After that, Spurrier coached at Florida from 1990-2001 and led the Gators to the 1996 national championship with a 12-1 record and Sugar Bowl victory over archrival Florida State. Florida was ranked in the Associated Press poll in every season Spurrier was there, and he was the SEC Coach of the Year in 1990, 1995 and 1996.

Spurrier also played quarterback for the Gators from 1964-1966 and took home the 1966 Heisman Trophy and SEC Player of the Year award, per Sports-Reference.com.

Spurrier stayed in the conference when he took the South Carolina job in 2005. He was also the SEC Coach of Year as the leader of the Gamecocks in 2005 and 2010, and South Carolina has won a bowl game in each of the last four seasons under Spurrier.

However, college football writer Phil Steele pointed out the 2015 season is the first in Spurrier's 23 years in the SEC in which his team started 0-4 in conference play. 

Despite the disappointing start to this campaign, Zach Osterman of the Indianapolis Star recognized Spurrier's overall greatness:

His record as a coach certainly stands out, and Spurrier has also consistently made headlines for his outspoken approach during press conferences and his willingness to take verbal jabs at opponents.

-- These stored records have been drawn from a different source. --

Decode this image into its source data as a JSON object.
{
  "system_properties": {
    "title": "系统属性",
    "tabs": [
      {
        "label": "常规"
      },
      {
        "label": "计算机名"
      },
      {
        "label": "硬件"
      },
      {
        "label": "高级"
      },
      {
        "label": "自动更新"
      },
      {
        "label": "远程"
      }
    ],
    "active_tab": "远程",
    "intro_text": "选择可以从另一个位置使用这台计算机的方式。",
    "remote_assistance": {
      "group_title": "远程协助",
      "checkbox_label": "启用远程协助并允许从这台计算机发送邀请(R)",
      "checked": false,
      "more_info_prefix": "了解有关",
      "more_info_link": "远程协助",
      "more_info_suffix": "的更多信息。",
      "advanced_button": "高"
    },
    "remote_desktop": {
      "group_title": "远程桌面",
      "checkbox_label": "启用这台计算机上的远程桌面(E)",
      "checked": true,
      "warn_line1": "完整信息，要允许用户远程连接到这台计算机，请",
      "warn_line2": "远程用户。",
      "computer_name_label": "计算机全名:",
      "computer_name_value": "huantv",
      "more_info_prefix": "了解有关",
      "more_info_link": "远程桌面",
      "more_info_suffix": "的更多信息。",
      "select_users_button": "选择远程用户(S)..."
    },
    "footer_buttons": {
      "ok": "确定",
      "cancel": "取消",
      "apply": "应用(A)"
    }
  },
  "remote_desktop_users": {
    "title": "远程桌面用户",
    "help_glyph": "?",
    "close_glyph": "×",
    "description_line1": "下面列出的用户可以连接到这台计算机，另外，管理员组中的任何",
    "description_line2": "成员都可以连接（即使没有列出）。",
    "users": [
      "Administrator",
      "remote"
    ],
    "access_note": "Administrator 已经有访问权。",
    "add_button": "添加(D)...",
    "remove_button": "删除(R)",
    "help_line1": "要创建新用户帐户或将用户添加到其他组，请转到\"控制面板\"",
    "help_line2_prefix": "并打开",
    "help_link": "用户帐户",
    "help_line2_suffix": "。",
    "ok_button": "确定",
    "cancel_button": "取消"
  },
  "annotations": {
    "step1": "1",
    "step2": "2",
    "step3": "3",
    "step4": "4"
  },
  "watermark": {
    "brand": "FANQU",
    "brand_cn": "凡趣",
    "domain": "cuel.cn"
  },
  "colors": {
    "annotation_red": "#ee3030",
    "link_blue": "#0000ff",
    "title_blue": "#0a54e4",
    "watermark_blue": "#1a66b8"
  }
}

Joe Schad of ESPN noted Spurrier's tendency to engage with the media, while Paul Myerberg of USA Today recalled one of the coach's famous jabs:

Spurrier developed into one of college football's defining characters over the last three decades behind his personality and his teams' dominance on the field, and he will remain a legend in the SEC no matter where he ends up.